    By accepting your offer of a place and enrolling with us, a Student Contract will be formed between you and the university. A copy of the 2021/22 Contract can be found here. The Contract details your rights and the obligations you will be bound by during your time as a student and contains the obligations that the university will owe to you. You should read the Contract before you accept an offer of a place and before you enrol at the university.

    Tuition fees

    The tuition fee for the course that is stated on the course webpage and in the prospectus for the first year of study will apply. We will review our tuition fees each year. For UK and EU students, if Parliament permit an increase in tuition fees, we may increase fees for each subsequent year of study in line with any such changes. Note that any increase is expected to be in line with inflation. Following the UK’s exit from the European Union, EU students should be aware that there may be a change to UK laws following the UK’s exit, this may change their student status, their eligibility to study part time, and/or their eligibility for student finance.

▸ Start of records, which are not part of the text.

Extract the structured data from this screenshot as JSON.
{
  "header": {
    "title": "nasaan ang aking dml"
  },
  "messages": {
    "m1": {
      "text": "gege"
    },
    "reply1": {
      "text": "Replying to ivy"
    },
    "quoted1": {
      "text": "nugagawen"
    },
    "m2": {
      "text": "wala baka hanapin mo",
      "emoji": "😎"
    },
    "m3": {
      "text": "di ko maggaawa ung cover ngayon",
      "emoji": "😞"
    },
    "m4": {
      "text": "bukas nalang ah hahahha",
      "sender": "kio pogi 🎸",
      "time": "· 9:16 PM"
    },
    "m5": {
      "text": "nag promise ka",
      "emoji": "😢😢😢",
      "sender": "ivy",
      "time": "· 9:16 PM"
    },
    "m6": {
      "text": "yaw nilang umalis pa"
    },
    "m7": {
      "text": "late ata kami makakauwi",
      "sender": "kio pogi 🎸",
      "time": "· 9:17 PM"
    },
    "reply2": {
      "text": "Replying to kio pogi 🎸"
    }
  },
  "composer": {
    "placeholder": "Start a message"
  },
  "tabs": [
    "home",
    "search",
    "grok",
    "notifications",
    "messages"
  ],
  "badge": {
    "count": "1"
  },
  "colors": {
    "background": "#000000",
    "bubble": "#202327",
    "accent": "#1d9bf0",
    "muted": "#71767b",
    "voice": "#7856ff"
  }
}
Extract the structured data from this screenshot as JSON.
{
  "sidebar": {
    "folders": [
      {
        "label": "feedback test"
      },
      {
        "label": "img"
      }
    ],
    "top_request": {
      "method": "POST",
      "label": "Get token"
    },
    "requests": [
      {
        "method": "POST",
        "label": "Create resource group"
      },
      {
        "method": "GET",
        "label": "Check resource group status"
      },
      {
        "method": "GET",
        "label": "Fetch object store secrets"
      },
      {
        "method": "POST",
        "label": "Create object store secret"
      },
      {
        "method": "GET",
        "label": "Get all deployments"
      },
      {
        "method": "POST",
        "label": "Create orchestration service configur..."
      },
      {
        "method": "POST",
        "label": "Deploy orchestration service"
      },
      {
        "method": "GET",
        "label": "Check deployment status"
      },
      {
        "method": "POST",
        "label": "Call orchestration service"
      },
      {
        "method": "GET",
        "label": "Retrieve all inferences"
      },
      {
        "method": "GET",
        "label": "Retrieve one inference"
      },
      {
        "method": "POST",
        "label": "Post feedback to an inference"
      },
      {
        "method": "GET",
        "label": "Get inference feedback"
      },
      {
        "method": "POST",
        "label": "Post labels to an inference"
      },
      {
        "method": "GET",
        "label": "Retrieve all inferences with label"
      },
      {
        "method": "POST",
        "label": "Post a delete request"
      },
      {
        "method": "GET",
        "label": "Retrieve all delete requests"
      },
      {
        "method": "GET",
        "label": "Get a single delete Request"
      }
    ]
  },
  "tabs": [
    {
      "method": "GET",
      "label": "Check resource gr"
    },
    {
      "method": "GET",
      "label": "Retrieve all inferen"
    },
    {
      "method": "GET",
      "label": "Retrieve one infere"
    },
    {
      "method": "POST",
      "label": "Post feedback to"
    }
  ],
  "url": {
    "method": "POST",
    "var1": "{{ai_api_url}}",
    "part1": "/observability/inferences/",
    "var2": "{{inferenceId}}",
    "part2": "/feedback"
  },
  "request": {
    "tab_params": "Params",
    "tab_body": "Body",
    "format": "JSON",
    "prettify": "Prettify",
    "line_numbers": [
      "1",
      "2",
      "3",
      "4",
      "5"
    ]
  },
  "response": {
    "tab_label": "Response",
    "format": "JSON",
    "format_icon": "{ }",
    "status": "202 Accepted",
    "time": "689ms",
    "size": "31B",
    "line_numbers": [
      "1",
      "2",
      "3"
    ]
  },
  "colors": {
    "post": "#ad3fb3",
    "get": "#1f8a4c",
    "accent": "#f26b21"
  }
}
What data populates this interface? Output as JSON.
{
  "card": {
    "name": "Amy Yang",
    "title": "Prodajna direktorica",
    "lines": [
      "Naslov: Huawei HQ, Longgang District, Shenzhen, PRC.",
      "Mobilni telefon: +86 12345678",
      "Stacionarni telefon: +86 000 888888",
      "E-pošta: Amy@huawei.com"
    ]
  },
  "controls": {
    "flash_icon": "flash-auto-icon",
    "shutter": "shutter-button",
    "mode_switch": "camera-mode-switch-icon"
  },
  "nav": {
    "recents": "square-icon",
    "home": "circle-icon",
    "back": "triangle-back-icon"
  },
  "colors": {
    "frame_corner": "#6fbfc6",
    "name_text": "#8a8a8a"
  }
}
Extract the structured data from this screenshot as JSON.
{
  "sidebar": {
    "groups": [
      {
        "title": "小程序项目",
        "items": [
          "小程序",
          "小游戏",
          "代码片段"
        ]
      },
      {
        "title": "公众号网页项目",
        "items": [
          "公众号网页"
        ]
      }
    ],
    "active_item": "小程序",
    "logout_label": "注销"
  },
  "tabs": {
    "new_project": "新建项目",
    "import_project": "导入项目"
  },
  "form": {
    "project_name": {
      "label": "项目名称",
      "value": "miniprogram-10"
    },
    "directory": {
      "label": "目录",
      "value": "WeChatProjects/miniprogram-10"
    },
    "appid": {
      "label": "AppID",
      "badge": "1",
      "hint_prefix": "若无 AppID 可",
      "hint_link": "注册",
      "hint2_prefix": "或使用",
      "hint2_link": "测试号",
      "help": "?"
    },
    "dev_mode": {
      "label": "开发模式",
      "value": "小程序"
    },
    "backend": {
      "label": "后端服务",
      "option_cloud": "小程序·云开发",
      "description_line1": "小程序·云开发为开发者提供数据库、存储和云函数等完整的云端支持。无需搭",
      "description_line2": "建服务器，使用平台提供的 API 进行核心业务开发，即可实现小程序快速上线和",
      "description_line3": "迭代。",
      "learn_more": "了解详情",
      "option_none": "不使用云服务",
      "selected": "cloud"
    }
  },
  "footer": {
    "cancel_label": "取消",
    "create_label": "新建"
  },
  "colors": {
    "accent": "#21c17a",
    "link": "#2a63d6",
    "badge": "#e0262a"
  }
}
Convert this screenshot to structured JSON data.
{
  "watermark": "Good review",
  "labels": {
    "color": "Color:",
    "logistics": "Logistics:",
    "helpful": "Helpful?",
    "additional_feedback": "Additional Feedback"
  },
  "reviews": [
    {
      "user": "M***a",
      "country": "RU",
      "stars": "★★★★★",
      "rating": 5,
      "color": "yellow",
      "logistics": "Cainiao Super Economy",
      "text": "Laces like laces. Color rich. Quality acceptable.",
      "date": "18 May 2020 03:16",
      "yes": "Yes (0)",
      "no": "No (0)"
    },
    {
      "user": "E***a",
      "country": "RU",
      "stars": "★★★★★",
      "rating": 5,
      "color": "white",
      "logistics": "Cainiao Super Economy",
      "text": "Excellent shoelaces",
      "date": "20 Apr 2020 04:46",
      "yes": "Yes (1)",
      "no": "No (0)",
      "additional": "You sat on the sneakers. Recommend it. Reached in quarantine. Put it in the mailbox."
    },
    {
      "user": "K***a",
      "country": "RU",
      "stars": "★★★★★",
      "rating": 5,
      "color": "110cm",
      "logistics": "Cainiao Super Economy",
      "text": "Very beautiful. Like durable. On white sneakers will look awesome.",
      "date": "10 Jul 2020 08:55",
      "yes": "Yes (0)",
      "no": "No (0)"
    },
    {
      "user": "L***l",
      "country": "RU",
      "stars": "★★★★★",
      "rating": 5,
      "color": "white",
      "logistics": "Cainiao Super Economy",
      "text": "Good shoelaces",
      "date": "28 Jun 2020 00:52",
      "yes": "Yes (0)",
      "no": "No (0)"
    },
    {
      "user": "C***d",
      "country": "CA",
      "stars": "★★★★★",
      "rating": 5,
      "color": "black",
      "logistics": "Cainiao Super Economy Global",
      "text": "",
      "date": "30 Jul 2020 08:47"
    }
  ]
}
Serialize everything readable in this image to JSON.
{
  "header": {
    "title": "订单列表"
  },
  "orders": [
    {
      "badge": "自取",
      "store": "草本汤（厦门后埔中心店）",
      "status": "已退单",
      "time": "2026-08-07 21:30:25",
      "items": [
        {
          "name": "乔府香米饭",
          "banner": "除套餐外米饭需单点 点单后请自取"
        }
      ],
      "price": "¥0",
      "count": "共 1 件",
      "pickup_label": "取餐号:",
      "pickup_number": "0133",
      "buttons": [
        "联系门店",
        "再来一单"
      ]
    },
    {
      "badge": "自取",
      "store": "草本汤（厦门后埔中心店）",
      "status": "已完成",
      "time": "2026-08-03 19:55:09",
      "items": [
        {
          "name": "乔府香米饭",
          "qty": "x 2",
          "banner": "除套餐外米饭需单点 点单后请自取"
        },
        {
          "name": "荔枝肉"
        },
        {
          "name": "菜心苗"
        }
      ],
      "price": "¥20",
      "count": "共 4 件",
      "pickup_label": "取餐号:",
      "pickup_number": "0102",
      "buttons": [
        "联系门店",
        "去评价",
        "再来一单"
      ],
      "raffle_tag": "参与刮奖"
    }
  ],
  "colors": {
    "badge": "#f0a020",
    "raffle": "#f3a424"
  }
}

We will act in accordance with the UK’s laws in force in relation to student tuition fees and finance from time to time.

    For International students the tuition fee that is stated on the course webpage and in the prospectus for the first year of study will apply. We will review our tuition fees each year. For international students, we may increase fees for each subsequent year of study but such increases will be no more than 5% above inflation.

    Accreditations

    The majority of our courses have been formally recognised by professional bodies, which means the courses have been reviewed and tested to ensure they reach a set standard. In some instances, studying on an accredited course can give you additional benefits such as exemptions from professional exams (subject to availability, fees may apply). Accreditations, partnerships, exemptions and memberships shall be renewed in accordance with the relevant bodies’ standard review process and subject to the university maintaining the same high standards of course delivery. 

    Facilities

    Facilities mentioned on this page may not be relevant for every course. Due to the ongoing restrictions relating to COVID-19, some facilities (including some teaching and learning spaces) and some non-academic offerings (particularly in relation to international experiences), may vary from those advertised and may have reduced availability or restrictions on their use.

    Placements and study abroad opportunities

    Please note that we are unable to guarantee any placement or study abroad opportunities and that all such opportunities may be subject to additional costs (e.g. travel, visas and accommodation etc.), competitive application, availability and/or meeting any applicable visa requirements. To ensure that you fully understand the requirements in this regard, please contact the International Office for further details if you are an EU or International student.

    Additional costs

    This course may incur additional costs associated with any field trips, placements or work experience, study abroad opportunities or any other opportunity (whether required or optional), which could include (but is not limited to), equipment, materials, bench fees, studio or facilities hire, travel, accommodation and visas).